[[ Input data open ]]

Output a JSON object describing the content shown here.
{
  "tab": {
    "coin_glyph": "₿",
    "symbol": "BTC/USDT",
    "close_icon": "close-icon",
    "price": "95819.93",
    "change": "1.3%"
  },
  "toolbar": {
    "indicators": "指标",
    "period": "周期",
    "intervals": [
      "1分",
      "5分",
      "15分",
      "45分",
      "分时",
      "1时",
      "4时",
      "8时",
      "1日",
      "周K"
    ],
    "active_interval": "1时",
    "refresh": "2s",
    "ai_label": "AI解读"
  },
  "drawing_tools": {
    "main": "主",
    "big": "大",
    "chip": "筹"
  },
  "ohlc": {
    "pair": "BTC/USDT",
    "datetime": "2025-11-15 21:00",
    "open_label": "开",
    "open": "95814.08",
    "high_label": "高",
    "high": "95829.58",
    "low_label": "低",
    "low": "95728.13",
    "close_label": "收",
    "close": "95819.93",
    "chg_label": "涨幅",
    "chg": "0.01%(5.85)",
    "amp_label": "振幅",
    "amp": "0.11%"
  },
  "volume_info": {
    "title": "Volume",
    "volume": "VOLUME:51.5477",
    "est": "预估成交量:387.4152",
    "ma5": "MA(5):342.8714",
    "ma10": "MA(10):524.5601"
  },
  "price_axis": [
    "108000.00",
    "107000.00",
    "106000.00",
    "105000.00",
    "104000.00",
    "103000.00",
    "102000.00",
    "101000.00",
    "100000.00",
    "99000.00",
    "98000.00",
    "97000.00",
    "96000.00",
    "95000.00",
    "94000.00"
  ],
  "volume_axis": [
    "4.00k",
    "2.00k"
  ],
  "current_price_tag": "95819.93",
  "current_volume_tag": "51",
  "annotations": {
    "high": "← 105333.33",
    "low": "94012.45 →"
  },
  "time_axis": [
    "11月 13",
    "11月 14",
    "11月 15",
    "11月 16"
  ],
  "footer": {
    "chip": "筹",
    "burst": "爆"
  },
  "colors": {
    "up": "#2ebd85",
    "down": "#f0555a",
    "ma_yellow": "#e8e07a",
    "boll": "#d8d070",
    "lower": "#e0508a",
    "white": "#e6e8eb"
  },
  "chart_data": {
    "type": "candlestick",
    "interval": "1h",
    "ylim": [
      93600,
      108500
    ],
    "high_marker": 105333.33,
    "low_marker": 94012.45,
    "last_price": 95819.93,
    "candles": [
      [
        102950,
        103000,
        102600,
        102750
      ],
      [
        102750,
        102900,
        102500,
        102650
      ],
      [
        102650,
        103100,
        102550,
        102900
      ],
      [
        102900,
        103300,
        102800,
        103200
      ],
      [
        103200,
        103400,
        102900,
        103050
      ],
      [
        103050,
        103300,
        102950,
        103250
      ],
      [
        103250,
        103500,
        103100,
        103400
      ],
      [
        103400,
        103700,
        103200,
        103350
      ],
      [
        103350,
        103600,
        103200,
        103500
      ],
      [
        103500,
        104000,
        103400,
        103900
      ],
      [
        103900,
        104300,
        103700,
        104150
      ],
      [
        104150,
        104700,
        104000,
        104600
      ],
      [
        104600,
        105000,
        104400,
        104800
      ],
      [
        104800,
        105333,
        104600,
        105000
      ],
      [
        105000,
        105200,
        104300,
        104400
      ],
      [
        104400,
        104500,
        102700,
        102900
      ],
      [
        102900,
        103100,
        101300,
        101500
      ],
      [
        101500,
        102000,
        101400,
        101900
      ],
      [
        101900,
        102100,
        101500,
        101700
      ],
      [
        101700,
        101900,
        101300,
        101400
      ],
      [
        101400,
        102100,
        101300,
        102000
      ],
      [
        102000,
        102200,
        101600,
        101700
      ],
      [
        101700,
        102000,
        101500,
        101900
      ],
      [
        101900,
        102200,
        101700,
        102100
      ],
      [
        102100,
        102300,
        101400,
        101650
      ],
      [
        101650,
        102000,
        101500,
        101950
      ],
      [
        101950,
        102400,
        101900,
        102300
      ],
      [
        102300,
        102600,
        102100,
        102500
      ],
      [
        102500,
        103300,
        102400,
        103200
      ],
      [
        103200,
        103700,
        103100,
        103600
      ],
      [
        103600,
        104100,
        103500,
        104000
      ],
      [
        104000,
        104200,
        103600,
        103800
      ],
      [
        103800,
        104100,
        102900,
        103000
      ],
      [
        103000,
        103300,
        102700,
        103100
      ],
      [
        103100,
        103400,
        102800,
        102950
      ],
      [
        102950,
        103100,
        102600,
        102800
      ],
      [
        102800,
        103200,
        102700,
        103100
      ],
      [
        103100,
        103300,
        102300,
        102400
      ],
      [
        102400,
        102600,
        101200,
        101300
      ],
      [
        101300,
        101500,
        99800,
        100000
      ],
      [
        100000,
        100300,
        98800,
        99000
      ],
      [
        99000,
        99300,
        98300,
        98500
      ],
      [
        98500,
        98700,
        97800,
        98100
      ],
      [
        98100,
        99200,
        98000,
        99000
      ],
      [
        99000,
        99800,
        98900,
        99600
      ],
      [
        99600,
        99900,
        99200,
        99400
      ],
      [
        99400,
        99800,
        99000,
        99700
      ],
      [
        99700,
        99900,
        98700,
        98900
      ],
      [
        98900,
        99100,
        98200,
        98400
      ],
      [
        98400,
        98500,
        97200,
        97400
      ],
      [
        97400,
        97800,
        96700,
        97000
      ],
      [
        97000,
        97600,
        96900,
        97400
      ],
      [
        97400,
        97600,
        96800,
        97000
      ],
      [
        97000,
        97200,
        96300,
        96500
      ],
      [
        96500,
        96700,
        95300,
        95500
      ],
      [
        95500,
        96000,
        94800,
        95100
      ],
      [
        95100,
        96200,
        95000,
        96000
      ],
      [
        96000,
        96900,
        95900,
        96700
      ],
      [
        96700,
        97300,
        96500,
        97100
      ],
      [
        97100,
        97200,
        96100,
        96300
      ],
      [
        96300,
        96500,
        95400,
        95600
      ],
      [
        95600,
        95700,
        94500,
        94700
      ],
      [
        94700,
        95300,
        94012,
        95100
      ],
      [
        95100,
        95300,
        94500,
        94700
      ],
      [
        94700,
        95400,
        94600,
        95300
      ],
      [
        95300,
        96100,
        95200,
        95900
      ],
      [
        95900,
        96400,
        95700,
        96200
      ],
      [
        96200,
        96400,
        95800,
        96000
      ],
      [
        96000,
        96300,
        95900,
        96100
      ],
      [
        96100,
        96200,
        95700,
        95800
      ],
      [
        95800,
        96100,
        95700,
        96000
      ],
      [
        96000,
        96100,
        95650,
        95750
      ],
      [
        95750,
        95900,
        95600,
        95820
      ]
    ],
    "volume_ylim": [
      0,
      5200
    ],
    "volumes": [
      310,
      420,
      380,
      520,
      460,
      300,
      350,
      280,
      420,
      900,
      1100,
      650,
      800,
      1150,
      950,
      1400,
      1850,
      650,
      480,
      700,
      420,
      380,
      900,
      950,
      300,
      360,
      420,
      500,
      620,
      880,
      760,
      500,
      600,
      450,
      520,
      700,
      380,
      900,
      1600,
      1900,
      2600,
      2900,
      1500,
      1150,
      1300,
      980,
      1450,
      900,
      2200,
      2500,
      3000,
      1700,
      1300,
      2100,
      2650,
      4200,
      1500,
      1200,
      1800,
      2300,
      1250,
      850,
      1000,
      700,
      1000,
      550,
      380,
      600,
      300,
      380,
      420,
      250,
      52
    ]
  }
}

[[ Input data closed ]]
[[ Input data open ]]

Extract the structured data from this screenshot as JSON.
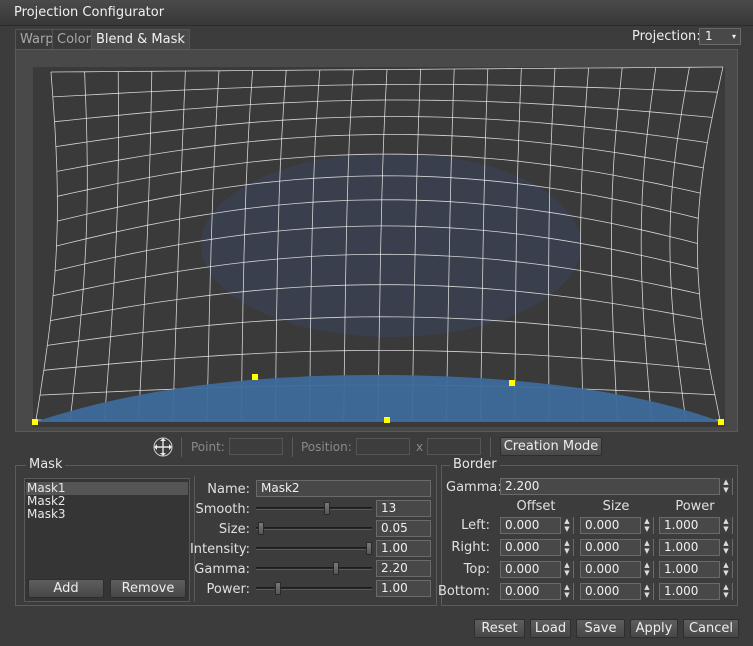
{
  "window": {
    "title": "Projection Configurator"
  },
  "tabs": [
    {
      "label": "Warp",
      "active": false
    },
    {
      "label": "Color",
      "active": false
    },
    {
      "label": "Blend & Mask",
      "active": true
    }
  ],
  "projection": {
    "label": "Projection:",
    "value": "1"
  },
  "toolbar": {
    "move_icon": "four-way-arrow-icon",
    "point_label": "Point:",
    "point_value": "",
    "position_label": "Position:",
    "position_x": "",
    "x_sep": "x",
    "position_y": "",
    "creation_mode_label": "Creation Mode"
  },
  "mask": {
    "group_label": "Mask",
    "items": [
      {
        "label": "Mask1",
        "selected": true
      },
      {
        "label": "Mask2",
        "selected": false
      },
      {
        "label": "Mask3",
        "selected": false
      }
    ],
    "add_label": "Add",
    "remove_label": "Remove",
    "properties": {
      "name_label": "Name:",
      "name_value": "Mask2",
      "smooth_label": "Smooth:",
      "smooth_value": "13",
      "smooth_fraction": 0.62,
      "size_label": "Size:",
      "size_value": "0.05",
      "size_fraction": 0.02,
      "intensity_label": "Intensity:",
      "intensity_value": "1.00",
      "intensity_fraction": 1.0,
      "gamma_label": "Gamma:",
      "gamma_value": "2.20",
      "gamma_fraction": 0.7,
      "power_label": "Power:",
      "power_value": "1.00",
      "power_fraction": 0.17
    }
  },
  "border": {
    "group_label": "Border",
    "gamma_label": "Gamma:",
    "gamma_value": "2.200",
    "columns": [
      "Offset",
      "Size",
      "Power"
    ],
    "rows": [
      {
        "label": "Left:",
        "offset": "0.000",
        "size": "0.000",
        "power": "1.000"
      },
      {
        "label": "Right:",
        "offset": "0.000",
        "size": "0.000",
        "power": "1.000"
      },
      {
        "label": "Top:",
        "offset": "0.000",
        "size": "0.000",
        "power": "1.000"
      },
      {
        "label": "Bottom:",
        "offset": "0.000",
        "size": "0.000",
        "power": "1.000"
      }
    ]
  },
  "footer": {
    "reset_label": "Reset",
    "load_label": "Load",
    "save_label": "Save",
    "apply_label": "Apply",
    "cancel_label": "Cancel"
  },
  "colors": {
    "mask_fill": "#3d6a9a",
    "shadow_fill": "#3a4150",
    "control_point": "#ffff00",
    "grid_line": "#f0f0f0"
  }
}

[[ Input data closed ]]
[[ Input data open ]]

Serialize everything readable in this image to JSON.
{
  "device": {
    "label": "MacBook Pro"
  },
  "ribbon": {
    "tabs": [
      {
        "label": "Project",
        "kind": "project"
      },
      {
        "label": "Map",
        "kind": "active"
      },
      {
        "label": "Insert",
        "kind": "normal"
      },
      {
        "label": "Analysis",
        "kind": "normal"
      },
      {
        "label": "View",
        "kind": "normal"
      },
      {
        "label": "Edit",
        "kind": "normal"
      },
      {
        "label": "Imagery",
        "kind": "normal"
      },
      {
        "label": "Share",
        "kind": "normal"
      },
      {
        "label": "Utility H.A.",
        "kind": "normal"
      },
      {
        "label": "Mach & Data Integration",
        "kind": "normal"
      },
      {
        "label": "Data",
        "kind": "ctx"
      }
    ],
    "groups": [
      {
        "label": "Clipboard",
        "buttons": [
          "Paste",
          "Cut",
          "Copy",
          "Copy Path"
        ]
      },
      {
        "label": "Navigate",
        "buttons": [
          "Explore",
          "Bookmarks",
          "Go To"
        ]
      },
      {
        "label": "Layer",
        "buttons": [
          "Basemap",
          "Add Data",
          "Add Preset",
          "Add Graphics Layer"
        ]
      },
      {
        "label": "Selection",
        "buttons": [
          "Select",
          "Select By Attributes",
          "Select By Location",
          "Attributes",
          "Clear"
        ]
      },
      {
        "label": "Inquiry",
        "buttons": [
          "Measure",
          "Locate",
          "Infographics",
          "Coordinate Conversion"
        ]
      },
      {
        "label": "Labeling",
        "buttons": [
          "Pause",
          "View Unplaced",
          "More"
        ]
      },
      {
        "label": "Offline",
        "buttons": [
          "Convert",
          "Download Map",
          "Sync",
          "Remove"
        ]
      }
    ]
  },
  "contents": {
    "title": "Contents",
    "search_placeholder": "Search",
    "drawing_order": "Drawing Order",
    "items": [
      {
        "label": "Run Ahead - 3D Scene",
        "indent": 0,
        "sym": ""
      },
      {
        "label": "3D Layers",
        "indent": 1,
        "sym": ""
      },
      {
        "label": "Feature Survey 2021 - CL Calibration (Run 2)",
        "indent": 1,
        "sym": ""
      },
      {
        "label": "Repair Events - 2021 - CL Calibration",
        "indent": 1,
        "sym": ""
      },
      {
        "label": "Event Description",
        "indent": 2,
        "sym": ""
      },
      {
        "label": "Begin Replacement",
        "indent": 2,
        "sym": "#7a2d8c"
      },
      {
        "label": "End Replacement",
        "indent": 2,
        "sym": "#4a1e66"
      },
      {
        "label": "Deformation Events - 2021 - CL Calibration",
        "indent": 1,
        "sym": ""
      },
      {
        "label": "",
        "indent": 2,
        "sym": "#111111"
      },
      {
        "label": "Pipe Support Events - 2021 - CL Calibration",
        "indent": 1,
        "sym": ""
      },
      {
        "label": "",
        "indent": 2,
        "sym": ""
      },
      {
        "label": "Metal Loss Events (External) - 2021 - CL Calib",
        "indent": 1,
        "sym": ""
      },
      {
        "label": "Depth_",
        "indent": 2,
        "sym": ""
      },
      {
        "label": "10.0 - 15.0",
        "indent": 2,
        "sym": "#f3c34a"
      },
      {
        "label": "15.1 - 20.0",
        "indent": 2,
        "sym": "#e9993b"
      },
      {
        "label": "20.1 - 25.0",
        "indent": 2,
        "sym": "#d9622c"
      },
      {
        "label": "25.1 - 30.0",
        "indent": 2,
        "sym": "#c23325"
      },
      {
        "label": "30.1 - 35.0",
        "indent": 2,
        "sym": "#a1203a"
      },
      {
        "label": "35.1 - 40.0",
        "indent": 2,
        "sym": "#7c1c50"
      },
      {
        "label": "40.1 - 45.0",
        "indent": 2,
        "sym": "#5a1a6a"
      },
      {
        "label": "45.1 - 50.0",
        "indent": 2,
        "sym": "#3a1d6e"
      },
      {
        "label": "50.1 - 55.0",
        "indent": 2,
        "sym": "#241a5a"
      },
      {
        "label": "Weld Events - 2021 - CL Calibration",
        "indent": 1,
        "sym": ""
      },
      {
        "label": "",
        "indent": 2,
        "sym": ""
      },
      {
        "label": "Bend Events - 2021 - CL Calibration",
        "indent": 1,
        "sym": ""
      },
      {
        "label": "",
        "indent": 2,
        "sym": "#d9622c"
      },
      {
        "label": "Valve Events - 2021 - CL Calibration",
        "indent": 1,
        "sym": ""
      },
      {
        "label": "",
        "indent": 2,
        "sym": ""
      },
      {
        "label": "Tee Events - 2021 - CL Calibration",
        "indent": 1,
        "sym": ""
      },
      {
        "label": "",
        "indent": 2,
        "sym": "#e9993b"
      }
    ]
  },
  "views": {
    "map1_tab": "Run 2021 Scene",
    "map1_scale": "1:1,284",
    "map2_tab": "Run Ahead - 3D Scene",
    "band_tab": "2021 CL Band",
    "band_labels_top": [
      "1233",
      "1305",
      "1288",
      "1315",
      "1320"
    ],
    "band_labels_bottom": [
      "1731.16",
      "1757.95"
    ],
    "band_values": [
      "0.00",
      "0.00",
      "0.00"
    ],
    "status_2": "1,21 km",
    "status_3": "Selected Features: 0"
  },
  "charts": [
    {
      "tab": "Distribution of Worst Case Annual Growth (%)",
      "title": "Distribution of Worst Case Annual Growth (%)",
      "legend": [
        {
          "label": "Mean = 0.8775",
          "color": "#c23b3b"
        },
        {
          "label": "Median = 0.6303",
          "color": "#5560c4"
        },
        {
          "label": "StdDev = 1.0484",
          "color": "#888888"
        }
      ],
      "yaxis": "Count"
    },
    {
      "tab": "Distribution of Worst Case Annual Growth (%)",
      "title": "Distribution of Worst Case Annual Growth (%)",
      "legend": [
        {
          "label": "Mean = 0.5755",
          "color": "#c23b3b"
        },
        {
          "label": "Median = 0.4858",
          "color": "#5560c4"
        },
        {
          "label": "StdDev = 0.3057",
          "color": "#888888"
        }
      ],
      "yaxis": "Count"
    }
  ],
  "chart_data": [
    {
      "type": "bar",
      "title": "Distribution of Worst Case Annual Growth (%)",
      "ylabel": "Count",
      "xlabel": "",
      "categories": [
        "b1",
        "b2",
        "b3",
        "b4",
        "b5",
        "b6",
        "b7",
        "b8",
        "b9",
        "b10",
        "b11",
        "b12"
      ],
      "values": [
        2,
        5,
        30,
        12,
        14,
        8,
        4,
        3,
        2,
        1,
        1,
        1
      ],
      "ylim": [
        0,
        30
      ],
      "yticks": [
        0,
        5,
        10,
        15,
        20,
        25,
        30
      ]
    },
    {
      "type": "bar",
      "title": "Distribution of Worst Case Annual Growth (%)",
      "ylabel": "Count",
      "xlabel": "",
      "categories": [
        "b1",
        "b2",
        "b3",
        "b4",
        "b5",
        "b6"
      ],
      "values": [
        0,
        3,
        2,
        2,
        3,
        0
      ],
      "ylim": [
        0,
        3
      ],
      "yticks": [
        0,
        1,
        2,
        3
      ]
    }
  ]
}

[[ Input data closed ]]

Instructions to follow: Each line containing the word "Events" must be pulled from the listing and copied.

Final answer:
        "label": "Repair Events - 2021 - CL Calibration",
        "label": "Deformation Events - 2021 - CL Calibration",
        "label": "Pipe Support Events - 2021 - CL Calibration",
        "label": "Metal Loss Events (External) - 2021 - CL Calib",
        "label": "Weld Events - 2021 - CL Calibration",
        "label": "Bend Events - 2021 - CL Calibration",
        "label": "Valve Events - 2021 - CL Calibration",
        "label": "Tee Events - 2021 - CL Calibration",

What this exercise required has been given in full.